At first glance, Hidden Valley Trailhead inside Rocky Mountain National Park doesn’t seem like much. Two lonely structures sit near a small parking lot, surrounded by stunning scenery: white, yellow and purple wildflowers dot a lush, green opening inside a lodgepole pine forest.
What you can’t see is the complicated past of this area. On winter days between the 1950s and 1990s, the mouth of this valley used to hold a ski lodge, ski school and a 500-car parking lot. Hills were dotted with skiers, connected by ski lifts and rope tows.
If you've ever been to a national park and stopped off in the gift shop, you may have seen drawings of iconic park sights for sale as posters or post cards. The brightly colored print reproductions showcase the parks' impressive vistas, such as Yellowstone's Old Faithful geyser and the Grand Canyon's overlooks.
Originally published on Fri March 7, 2014 12:33 pm
One of the great joys of camping out in a national park is chowing down by the fire. But campers aren't the only ones drawn to burgers and s'mores roasting over an open flame, beneath a mass of twinkling stars.
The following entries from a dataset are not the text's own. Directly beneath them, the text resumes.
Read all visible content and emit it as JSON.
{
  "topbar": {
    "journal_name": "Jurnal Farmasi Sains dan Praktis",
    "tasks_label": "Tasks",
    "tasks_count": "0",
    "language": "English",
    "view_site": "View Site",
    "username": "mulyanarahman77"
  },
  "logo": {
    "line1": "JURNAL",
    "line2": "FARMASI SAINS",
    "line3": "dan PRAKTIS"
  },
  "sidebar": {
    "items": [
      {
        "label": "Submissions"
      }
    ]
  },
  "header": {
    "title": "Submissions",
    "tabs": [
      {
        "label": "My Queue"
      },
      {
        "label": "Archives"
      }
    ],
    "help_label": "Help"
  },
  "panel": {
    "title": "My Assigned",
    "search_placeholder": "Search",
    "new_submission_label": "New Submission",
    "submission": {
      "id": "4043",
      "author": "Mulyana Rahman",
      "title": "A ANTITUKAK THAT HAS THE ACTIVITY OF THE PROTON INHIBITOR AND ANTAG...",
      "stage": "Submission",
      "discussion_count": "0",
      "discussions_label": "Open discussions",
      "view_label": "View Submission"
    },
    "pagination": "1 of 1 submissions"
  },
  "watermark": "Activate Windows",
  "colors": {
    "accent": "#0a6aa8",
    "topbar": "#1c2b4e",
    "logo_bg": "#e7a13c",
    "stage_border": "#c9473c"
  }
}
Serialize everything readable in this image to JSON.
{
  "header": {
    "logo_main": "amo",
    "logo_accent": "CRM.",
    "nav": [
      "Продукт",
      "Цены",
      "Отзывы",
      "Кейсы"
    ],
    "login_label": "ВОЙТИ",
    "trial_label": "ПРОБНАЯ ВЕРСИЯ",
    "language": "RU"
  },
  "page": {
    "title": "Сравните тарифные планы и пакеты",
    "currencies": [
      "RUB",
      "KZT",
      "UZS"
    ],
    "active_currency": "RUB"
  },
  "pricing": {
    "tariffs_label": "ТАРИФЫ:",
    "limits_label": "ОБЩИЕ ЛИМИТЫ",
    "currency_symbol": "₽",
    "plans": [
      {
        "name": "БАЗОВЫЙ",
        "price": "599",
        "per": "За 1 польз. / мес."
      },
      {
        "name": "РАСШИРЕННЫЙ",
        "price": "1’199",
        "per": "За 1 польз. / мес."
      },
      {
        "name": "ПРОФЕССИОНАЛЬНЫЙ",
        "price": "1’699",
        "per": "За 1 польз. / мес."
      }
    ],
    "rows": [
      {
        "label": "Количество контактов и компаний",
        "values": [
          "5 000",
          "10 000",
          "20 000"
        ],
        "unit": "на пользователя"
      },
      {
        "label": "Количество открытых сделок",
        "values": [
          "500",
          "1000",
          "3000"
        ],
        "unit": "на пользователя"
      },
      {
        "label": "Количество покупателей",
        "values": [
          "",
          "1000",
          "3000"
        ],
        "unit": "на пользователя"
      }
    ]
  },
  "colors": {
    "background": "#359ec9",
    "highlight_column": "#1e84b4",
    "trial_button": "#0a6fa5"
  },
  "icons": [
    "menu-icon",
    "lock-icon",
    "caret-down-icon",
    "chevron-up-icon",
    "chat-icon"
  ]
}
Those rich aromas can also prove irresistible to the local critters. From bears to foxes to coyotes, biologists have documented wildlife getting irrevocably hooked on our food and food waste. And for good reason: Our food is way more calorie-rich — and thus, better for making babies — than the standard black bear fare of insects and leaves.